### Action item
Search term "legend": copy each line of the records that contains it.

------------------------------------------------

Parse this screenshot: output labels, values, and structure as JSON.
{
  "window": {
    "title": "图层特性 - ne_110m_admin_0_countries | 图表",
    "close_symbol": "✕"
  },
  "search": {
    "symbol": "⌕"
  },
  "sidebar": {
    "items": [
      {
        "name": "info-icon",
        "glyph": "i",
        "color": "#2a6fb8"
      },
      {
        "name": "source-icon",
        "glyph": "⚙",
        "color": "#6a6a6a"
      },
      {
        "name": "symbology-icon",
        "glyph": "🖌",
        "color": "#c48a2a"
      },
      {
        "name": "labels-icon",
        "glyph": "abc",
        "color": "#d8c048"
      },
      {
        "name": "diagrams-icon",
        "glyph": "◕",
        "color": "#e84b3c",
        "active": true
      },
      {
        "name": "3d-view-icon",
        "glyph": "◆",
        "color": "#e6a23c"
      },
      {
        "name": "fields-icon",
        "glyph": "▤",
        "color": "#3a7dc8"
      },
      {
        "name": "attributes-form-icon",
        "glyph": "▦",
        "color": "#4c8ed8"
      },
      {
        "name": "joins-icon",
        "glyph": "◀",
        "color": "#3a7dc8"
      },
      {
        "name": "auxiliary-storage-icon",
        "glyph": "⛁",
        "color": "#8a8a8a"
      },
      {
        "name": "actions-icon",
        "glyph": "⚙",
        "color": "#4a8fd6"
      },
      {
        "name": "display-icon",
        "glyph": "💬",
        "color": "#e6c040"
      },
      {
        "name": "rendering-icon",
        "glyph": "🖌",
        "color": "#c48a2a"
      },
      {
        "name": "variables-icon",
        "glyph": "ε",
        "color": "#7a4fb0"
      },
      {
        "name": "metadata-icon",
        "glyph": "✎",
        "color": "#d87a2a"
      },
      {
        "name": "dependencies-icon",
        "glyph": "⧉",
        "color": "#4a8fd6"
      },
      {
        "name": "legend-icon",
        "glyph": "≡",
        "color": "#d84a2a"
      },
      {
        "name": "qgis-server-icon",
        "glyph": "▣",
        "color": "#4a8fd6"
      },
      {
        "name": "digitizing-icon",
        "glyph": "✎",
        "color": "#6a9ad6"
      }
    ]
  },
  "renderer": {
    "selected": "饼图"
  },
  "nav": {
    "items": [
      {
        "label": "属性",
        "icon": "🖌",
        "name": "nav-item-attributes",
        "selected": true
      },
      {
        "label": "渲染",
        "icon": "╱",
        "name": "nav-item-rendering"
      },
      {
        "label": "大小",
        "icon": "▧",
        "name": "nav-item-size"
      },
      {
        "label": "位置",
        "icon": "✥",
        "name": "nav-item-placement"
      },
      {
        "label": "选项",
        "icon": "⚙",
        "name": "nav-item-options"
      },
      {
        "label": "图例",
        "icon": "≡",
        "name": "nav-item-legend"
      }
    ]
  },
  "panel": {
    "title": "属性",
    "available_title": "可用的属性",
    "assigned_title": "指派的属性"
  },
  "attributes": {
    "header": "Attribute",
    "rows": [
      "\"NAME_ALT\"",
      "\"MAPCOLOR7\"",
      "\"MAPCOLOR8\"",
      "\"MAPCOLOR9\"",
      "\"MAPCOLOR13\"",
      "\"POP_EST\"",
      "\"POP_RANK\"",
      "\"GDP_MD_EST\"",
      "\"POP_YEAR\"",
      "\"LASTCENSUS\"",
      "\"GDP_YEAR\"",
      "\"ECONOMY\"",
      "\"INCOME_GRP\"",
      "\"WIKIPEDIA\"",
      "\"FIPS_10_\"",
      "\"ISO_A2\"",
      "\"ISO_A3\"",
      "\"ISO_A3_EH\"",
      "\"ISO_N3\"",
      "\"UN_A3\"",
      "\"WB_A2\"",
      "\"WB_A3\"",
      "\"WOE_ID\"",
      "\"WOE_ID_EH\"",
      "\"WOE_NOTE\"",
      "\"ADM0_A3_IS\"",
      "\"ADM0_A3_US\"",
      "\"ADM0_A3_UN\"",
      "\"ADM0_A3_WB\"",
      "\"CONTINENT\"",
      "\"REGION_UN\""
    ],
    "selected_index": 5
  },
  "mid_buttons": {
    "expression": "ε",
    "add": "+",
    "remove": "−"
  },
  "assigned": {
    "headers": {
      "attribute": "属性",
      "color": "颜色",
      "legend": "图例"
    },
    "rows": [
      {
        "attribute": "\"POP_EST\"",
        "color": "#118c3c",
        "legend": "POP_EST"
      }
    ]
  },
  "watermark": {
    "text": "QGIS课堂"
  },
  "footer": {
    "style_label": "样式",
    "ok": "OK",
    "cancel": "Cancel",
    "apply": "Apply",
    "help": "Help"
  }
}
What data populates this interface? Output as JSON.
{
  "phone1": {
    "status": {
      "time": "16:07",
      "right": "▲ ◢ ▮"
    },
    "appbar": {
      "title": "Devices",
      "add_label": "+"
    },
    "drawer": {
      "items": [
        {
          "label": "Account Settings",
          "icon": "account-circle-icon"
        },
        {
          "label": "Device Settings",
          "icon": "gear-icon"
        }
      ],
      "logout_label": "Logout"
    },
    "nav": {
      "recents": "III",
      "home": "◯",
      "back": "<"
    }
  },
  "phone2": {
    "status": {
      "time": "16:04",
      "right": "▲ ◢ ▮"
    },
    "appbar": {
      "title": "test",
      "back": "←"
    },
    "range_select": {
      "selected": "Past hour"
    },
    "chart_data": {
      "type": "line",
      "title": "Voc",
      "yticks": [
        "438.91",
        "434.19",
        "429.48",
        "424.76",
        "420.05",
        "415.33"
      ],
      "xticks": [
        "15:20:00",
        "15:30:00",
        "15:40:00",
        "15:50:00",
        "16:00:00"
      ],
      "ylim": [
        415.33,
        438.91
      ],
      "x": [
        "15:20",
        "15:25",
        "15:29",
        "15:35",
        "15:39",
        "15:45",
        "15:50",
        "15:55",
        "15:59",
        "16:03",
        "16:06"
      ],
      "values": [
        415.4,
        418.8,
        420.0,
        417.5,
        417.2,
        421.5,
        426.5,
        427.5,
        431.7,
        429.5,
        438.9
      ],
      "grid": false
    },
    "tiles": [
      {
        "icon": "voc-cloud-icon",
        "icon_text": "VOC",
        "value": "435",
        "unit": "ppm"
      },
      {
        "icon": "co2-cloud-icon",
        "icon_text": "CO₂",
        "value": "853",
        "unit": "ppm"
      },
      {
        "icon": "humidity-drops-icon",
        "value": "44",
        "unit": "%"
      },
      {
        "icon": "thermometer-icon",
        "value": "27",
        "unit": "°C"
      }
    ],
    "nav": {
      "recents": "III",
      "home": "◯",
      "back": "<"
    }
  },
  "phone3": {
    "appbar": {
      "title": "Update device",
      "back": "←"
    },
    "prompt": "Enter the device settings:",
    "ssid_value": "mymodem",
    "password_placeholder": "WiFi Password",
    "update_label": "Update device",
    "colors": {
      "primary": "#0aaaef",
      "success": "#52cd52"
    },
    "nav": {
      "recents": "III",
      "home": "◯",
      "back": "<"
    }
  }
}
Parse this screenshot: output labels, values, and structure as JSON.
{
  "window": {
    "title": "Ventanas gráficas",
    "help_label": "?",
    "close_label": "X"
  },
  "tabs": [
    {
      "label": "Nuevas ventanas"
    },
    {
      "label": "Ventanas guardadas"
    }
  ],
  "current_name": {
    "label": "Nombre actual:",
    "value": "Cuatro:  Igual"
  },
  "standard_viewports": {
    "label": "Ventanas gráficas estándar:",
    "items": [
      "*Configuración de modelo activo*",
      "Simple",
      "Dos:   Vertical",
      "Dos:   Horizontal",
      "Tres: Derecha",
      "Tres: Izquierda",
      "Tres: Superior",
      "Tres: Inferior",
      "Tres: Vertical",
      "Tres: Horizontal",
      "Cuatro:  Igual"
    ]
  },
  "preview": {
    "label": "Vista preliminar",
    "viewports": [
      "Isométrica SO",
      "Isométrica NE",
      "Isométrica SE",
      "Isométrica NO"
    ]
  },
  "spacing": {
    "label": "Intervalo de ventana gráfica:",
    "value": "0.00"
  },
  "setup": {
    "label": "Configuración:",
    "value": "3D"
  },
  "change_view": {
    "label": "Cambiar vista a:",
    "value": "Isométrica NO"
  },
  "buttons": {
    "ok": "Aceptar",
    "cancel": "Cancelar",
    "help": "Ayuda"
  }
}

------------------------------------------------

### Response area
        "name": "legend-icon",
        "name": "nav-item-legend"
      "legend": "图例"
        "legend": "POP_EST"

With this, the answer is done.